  13. Based on an Oracle white paper the cache of prepared statements is not kept at the connection level: "The hard parse is performed just once, by the session that happens to be the first to call the parse function, all subsequent parses from any session of the same SQL statement will be a soft parse, that will utilize the information stored in the library cache." "A session is loosely speaking a connection to the Oracle server authenticated by a specific username and password. All SQL processing takes place within a session. Using connection pooling, it is possible that multiple sessions use the same connection; this distinction is however not relevant for the discussions in this white paper." Paulo Merson
  14. For the best system performance, design the application to run under a single Connection object.
    Now this sounds weird. I suppose in some scenarios this is true (a desktop app for example). But in a web app, for example, (with let's say 100 simultaneous hits)I don't think that serializing all DB queries on a single connection would mean performance. Or would it ? Isn't a well tuned connection pool the most appropriate solution for this ?
  15. For the best system performance, design the application to run under a single Connection object.
    Now this sounds weird. I suppose in some scenarios this is true (a desktop app for example). But in a web app [...] I don't think that serializing all DB queries on a single connection would mean performance.
    In context, I read this simply as "don't close connections and reconnect needlessly". Taken at face value it is indeed nonsense. Databases thrive on concurrency (up to a point) and don't come anywhere near their maximum throughput when you serialize all access through a single Connection.
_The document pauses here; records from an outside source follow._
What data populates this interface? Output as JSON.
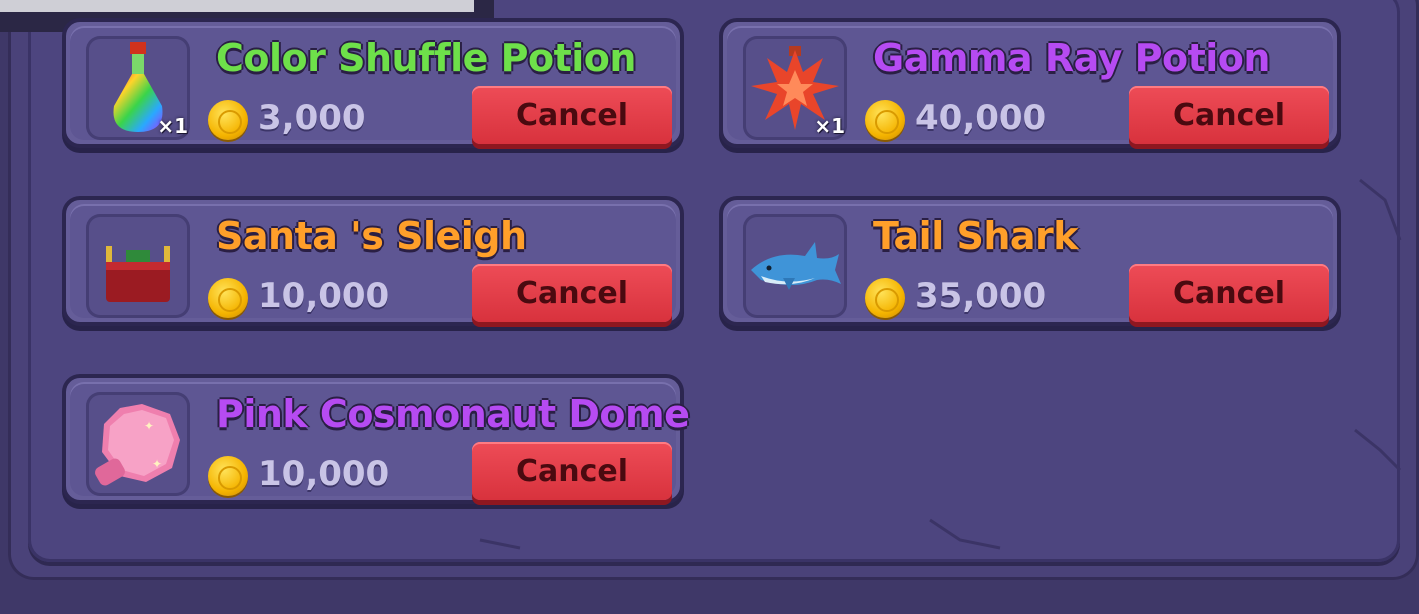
{
  "items": [
    {
      "name": "Color Shuffle Potion",
      "name_color": "#6ee04a",
      "price": "3,000",
      "qty": "×1",
      "cancel_label": "Cancel",
      "icon": "rainbow-potion-icon"
    },
    {
      "name": "Gamma Ray Potion",
      "name_color": "#b64bf2",
      "price": "40,000",
      "qty": "×1",
      "cancel_label": "Cancel",
      "icon": "gamma-potion-icon"
    },
    {
      "name": "Santa 's Sleigh",
      "name_color": "#ff9f2a",
      "price": "10,000",
      "qty": "",
      "cancel_label": "Cancel",
      "icon": "sleigh-icon"
    },
    {
      "name": "Tail Shark",
      "name_color": "#ff9f2a",
      "price": "35,000",
      "qty": "",
      "cancel_label": "Cancel",
      "icon": "shark-icon"
    },
    {
      "name": "Pink Cosmonaut Dome",
      "name_color": "#b64bf2",
      "price": "10,000",
      "qty": "",
      "cancel_label": "Cancel",
      "icon": "pink-dome-icon"
    }
  ]
}
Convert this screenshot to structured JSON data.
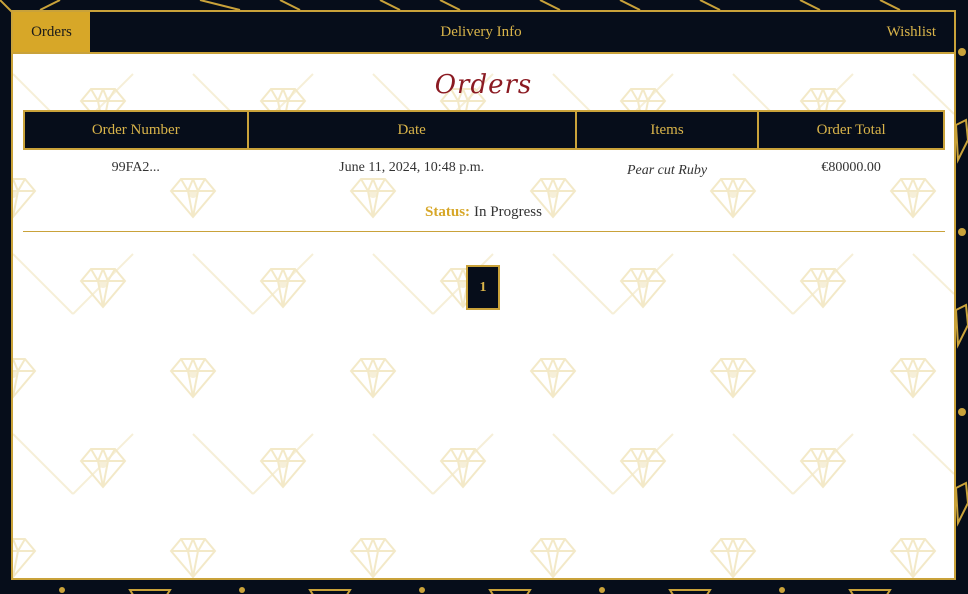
{
  "nav": {
    "orders": "Orders",
    "delivery": "Delivery Info",
    "wishlist": "Wishlist"
  },
  "page": {
    "title": "Orders"
  },
  "table": {
    "headers": [
      "Order Number",
      "Date",
      "Items",
      "Order Total"
    ],
    "rows": [
      {
        "order_number": "99FA2...",
        "date": "June 11, 2024, 10:48 p.m.",
        "items": "Pear cut Ruby",
        "total": "€80000.00"
      }
    ]
  },
  "status": {
    "label": "Status:",
    "value": "In Progress"
  },
  "pagination": {
    "current": "1"
  },
  "colors": {
    "navy": "#060d1a",
    "gold": "#c9a23a",
    "accent": "#d7a728",
    "burgundy": "#8b1a22"
  },
  "icons": [
    "diamond-icon"
  ]
}
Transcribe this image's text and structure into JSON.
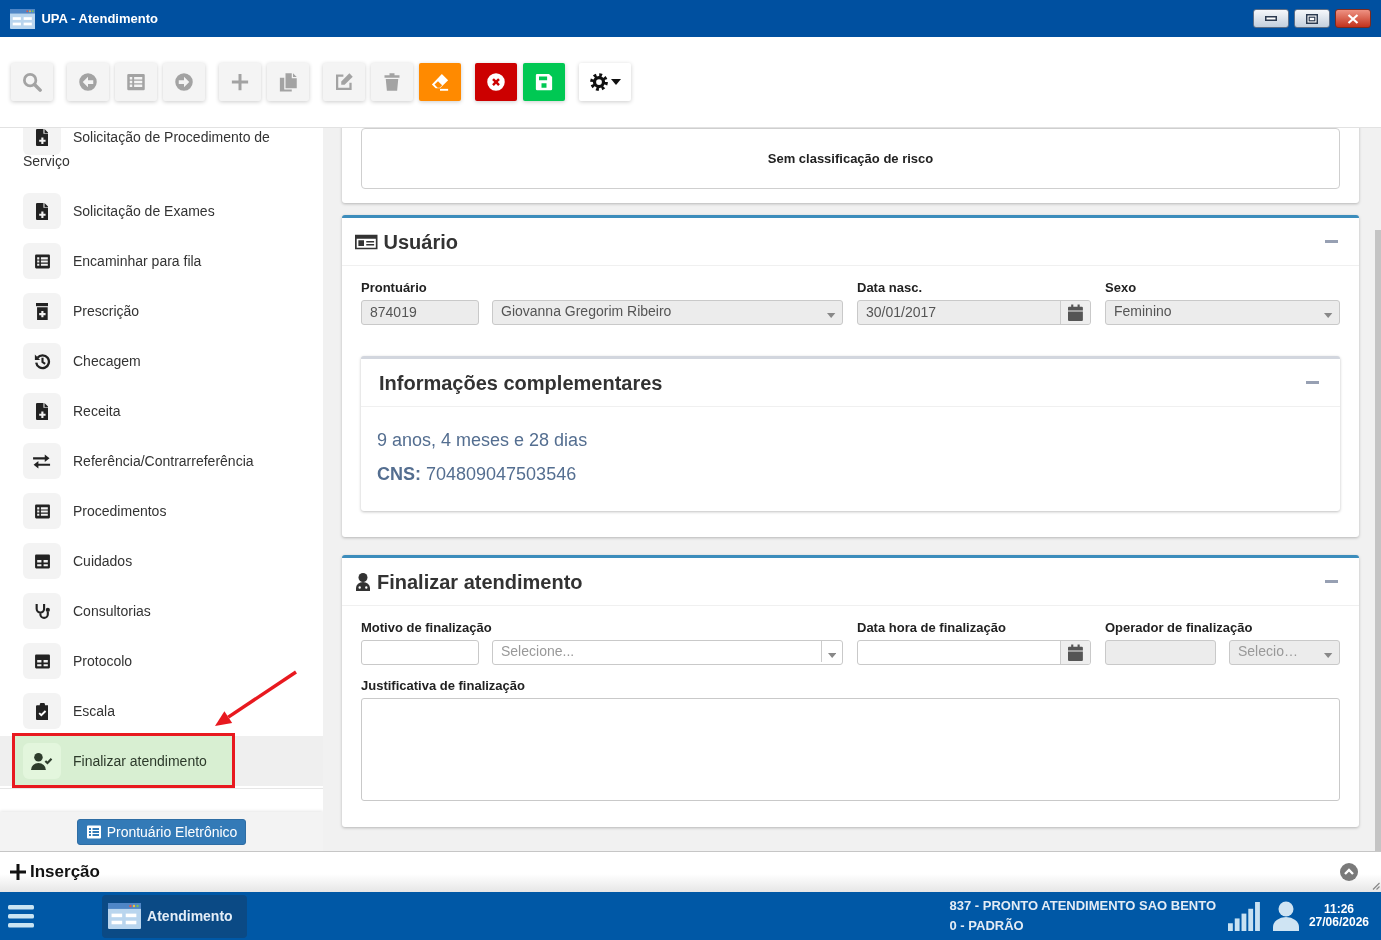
{
  "window": {
    "title": "UPA - Atendimento"
  },
  "toolbar": {
    "groups": [
      {
        "buttons": [
          {
            "kind": "search",
            "disabled": true
          }
        ]
      },
      {
        "buttons": [
          {
            "kind": "previous",
            "disabled": true
          },
          {
            "kind": "list",
            "disabled": true
          },
          {
            "kind": "next",
            "disabled": true
          }
        ]
      },
      {
        "buttons": [
          {
            "kind": "add",
            "disabled": true
          },
          {
            "kind": "copy",
            "disabled": true
          }
        ]
      },
      {
        "buttons": [
          {
            "kind": "edit",
            "disabled": true
          },
          {
            "kind": "delete",
            "disabled": true
          },
          {
            "kind": "clear",
            "disabled": false,
            "color": "#ff8a00"
          }
        ]
      },
      {
        "buttons": [
          {
            "kind": "cancel",
            "disabled": false,
            "color": "#cc0000"
          },
          {
            "kind": "save",
            "disabled": false,
            "color": "#00c853"
          }
        ]
      },
      {
        "buttons": [
          {
            "kind": "settings",
            "disabled": false,
            "color": "#ffffff"
          }
        ]
      }
    ]
  },
  "sidebar": {
    "items": [
      {
        "label": "Solicitação de Procedimento de Serviço",
        "kind": "file-plus",
        "selected": false,
        "highlighted": false
      },
      {
        "label": "Solicitação de Exames",
        "kind": "file-plus",
        "selected": false,
        "highlighted": false
      },
      {
        "label": "Encaminhar para fila",
        "kind": "list",
        "selected": false,
        "highlighted": false
      },
      {
        "label": "Prescrição",
        "kind": "prescription",
        "selected": false,
        "highlighted": false
      },
      {
        "label": "Checagem",
        "kind": "history",
        "selected": false,
        "highlighted": false
      },
      {
        "label": "Receita",
        "kind": "file-plus",
        "selected": false,
        "highlighted": false
      },
      {
        "label": "Referência/Contrarreferência",
        "kind": "exchange",
        "selected": false,
        "highlighted": false
      },
      {
        "label": "Procedimentos",
        "kind": "list",
        "selected": false,
        "highlighted": false
      },
      {
        "label": "Cuidados",
        "kind": "table",
        "selected": false,
        "highlighted": false
      },
      {
        "label": "Consultorias",
        "kind": "stethoscope",
        "selected": false,
        "highlighted": false
      },
      {
        "label": "Protocolo",
        "kind": "table",
        "selected": false,
        "highlighted": false
      },
      {
        "label": "Escala",
        "kind": "clipboard-check",
        "selected": false,
        "highlighted": false
      },
      {
        "label": "Finalizar atendimento",
        "kind": "user-check",
        "selected": true,
        "highlighted": true
      }
    ],
    "footer_button": {
      "label": "Prontuário Eletrônico"
    }
  },
  "risk_panel": {
    "text": "Sem classificação de risco"
  },
  "user_panel": {
    "title": "Usuário",
    "rows": [
      [
        {
          "label": "Prontuário",
          "controls": [
            {
              "kind": "input",
              "value": "874019",
              "disabled": true
            },
            {
              "kind": "select",
              "value": "Giovanna Gregorim Ribeiro",
              "disabled": true
            }
          ]
        },
        {
          "label": "Data nasc.",
          "controls": [
            {
              "kind": "date",
              "value": "30/01/2017",
              "disabled": true
            }
          ]
        },
        {
          "label": "Sexo",
          "controls": [
            {
              "kind": "select",
              "value": "Feminino",
              "disabled": true
            }
          ]
        }
      ]
    ],
    "complement": {
      "title": "Informações complementares",
      "age": "9 anos, 4 meses e 28 dias",
      "cns": "**CNS:** 704809047503546"
    }
  },
  "finish_panel": {
    "title": "Finalizar atendimento",
    "rows": [
      [
        {
          "label": "Motivo de finalização",
          "controls": [
            {
              "kind": "input",
              "disabled": false
            },
            {
              "kind": "select",
              "placeholder": "Selecione...",
              "disabled": false
            }
          ]
        },
        {
          "label": "Data hora de finalização",
          "controls": [
            {
              "kind": "date",
              "disabled": false
            }
          ]
        },
        {
          "label": "Operador de finalização",
          "controls": [
            {
              "kind": "input",
              "disabled": true
            },
            {
              "kind": "select",
              "placeholder": "Selecio…",
              "disabled": true
            }
          ]
        }
      ],
      [
        {
          "label": "Justificativa de finalização",
          "controls": [
            {
              "kind": "textarea",
              "disabled": false
            }
          ]
        }
      ]
    ]
  },
  "insert_bar": {
    "label": "Inserção"
  },
  "taskbar": {
    "tasks": [
      {
        "label": "Atendimento",
        "selected": true
      }
    ],
    "unit": "837 - PRONTO ATENDIMENTO SAO BENTO",
    "profile": "0 - PADRÃO",
    "time": "11:26",
    "date": "27/06/2026"
  }
}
    In a web application or EJB environment, best leave this stuff to the connection pool.